Work to complete:
Each entry below should be written out exactly as it is, with no pictures.
━━━ Exercise materials ━━━
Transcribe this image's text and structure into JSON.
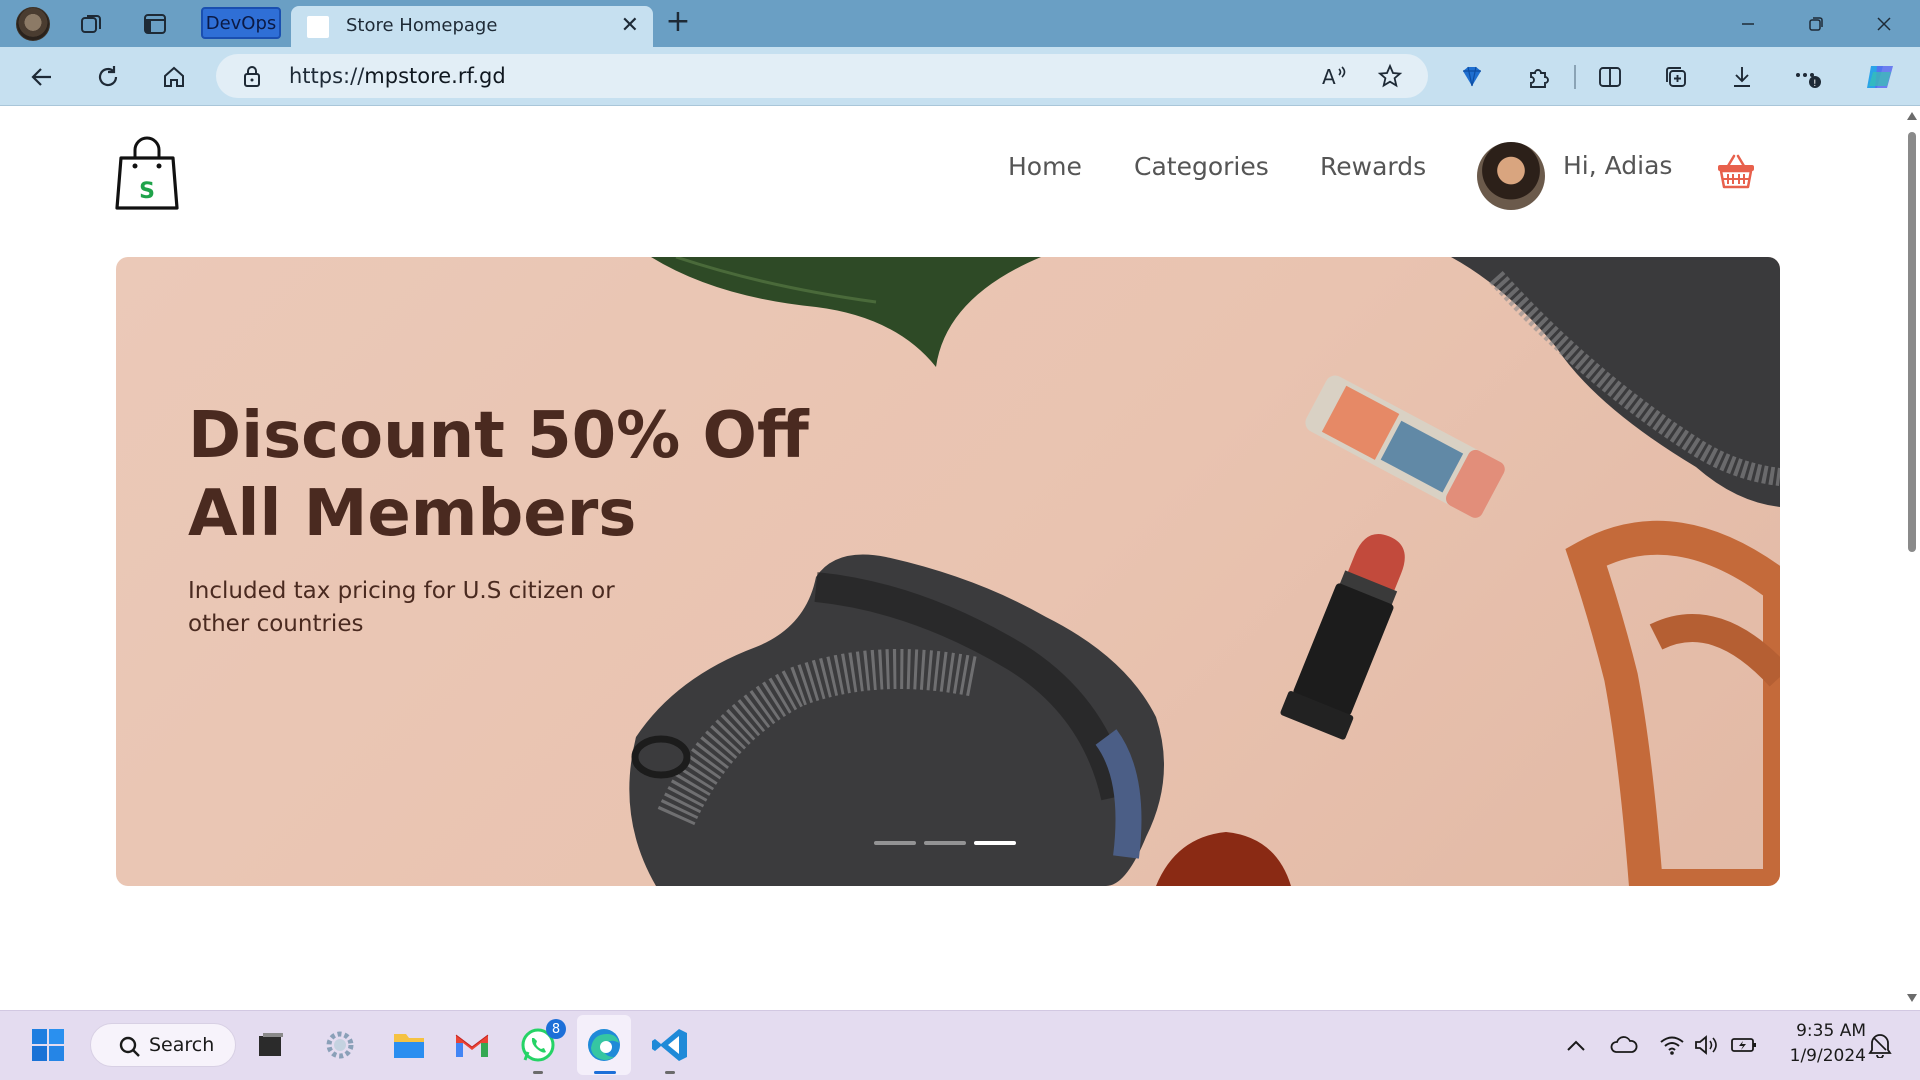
{
  "browser": {
    "workspace_label": "DevOps",
    "tab_title": "Store Homepage",
    "tab_close": "✕",
    "new_tab": "+",
    "url_scheme": "https://",
    "url_host": "mpstore.rf.gd"
  },
  "site": {
    "logo_letter": "S",
    "nav": {
      "home": "Home",
      "categories": "Categories",
      "rewards": "Rewards"
    },
    "greeting": "Hi, Adias",
    "hero": {
      "title": "Discount 50% Off All Members",
      "subtitle": "Included tax pricing for U.S citizen or other countries",
      "slide_count": 3,
      "active_slide": 3
    }
  },
  "taskbar": {
    "search_label": "Search",
    "whatsapp_badge": "8",
    "time": "9:35 AM",
    "date": "1/9/2024"
  },
  "colors": {
    "titlebar": "#6a9fc4",
    "addressbar": "#c6e0f0",
    "hero_bg": "#ebc9b8",
    "hero_text": "#4a2a20",
    "logo_green": "#1fa34a",
    "basket_red": "#e8604c",
    "taskbar": "#e4dcf0"
  }
}
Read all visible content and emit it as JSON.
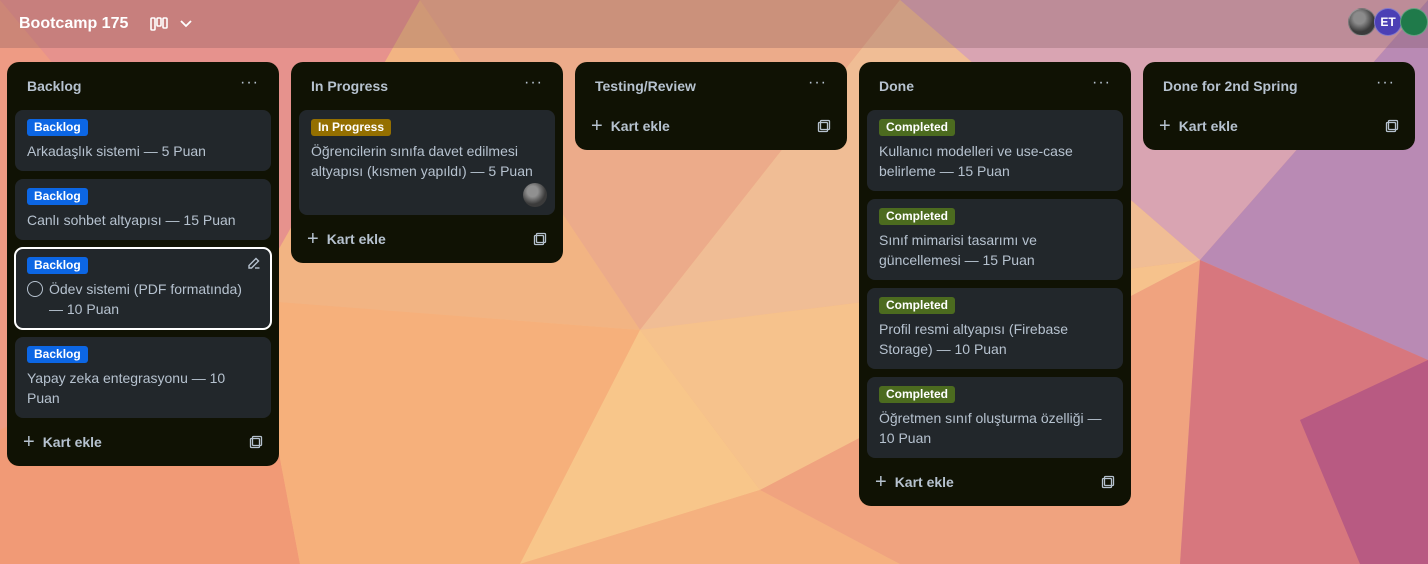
{
  "board": {
    "title": "Bootcamp 175"
  },
  "avatars": [
    {
      "initials": ""
    },
    {
      "initials": "ET"
    },
    {
      "initials": ""
    }
  ],
  "lists": [
    {
      "title": "Backlog",
      "cards": [
        {
          "label": "Backlog",
          "title": "Arkadaşlık sistemi — 5 Puan"
        },
        {
          "label": "Backlog",
          "title": "Canlı sohbet altyapısı — 15 Puan"
        },
        {
          "label": "Backlog",
          "title": "Ödev sistemi (PDF formatında) — 10 Puan"
        },
        {
          "label": "Backlog",
          "title": "Yapay zeka entegrasyonu — 10 Puan"
        }
      ],
      "add_label": "Kart ekle"
    },
    {
      "title": "In Progress",
      "cards": [
        {
          "label": "In Progress",
          "title": "Öğrencilerin sınıfa davet edilmesi altyapısı (kısmen yapıldı) — 5 Puan"
        }
      ],
      "add_label": "Kart ekle"
    },
    {
      "title": "Testing/Review",
      "cards": [],
      "add_label": "Kart ekle"
    },
    {
      "title": "Done",
      "cards": [
        {
          "label": "Completed",
          "title": "Kullanıcı modelleri ve use-case belirleme — 15 Puan"
        },
        {
          "label": "Completed",
          "title": "Sınıf mimarisi tasarımı ve güncellemesi — 15 Puan"
        },
        {
          "label": "Completed",
          "title": "Profil resmi altyapısı (Firebase Storage) — 10 Puan"
        },
        {
          "label": "Completed",
          "title": "Öğretmen sınıf oluşturma özelliği — 10 Puan"
        }
      ],
      "add_label": "Kart ekle"
    },
    {
      "title": "Done for 2nd Spring",
      "cards": [],
      "add_label": "Kart ekle"
    }
  ],
  "colors": {
    "backlog_label": "#0c66e4",
    "progress_label": "#946f00",
    "completed_label": "#4c6b1f",
    "list_bg": "#101204",
    "card_bg": "#22272b"
  },
  "icons": {
    "view": "board-view-icon",
    "chevron": "chevron-down-icon",
    "menu": "more-icon",
    "edit": "edit-icon",
    "add": "plus-icon",
    "template": "template-icon"
  }
}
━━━
Written solution:
Transcribe this image's text and structure into JSON.
{
  "browser": {
    "workspace_label": "DevOps",
    "tab_title": "Store Homepage",
    "tab_close": "✕",
    "new_tab": "+",
    "url_scheme": "https://",
    "url_host": "mpstore.rf.gd"
  },
  "site": {
    "logo_letter": "S",
    "nav": {
      "home": "Home",
      "categories": "Categories",
      "rewards": "Rewards"
    },
    "greeting": "Hi, Adias",
    "hero": {
      "title": "Discount 50% Off All Members",
      "subtitle": "Included tax pricing for U.S citizen or other countries",
      "slide_count": 3,
      "active_slide": 3
    }
  },
  "taskbar": {
    "search_label": "Search",
    "whatsapp_badge": "8",
    "time": "9:35 AM",
    "date": "1/9/2024"
  },
  "colors": {
    "titlebar": "#6a9fc4",
    "addressbar": "#c6e0f0",
    "hero_bg": "#ebc9b8",
    "hero_text": "#4a2a20",
    "logo_green": "#1fa34a",
    "basket_red": "#e8604c",
    "taskbar": "#e4dcf0"
  }
}
Read all visible content and emit it as JSON.
{
  "board": {
    "title": "Bootcamp 175"
  },
  "avatars": [
    {
      "initials": ""
    },
    {
      "initials": "ET"
    },
    {
      "initials": ""
    }
  ],
  "lists": [
    {
      "title": "Backlog",
      "cards": [
        {
          "label": "Backlog",
          "title": "Arkadaşlık sistemi — 5 Puan"
        },
        {
          "label": "Backlog",
          "title": "Canlı sohbet altyapısı — 15 Puan"
        },
        {
          "label": "Backlog",
          "title": "Ödev sistemi (PDF formatında) — 10 Puan"
        },
        {
          "label": "Backlog",
          "title": "Yapay zeka entegrasyonu — 10 Puan"
        }
      ],
      "add_label": "Kart ekle"
    },
    {
      "title": "In Progress",
      "cards": [
        {
          "label": "In Progress",
          "title": "Öğrencilerin sınıfa davet edilmesi altyapısı (kısmen yapıldı) — 5 Puan"
        }
      ],
      "add_label": "Kart ekle"
    },
    {
      "title": "Testing/Review",
      "cards": [],
      "add_label": "Kart ekle"
    },
    {
      "title": "Done",
      "cards": [
        {
          "label": "Completed",
          "title": "Kullanıcı modelleri ve use-case belirleme — 15 Puan"
        },
        {
          "label": "Completed",
          "title": "Sınıf mimarisi tasarımı ve güncellemesi — 15 Puan"
        },
        {
          "label": "Completed",
          "title": "Profil resmi altyapısı (Firebase Storage) — 10 Puan"
        },
        {
          "label": "Completed",
          "title": "Öğretmen sınıf oluşturma özelliği — 10 Puan"
        }
      ],
      "add_label": "Kart ekle"
    },
    {
      "title": "Done for 2nd Spring",
      "cards": [],
      "add_label": "Kart ekle"
    }
  ],
  "colors": {
    "backlog_label": "#0c66e4",
    "progress_label": "#946f00",
    "completed_label": "#4c6b1f",
    "list_bg": "#101204",
    "card_bg": "#22272b"
  },
  "icons": {
    "view": "board-view-icon",
    "chevron": "chevron-down-icon",
    "menu": "more-icon",
    "edit": "edit-icon",
    "add": "plus-icon",
    "template": "template-icon"
  }
}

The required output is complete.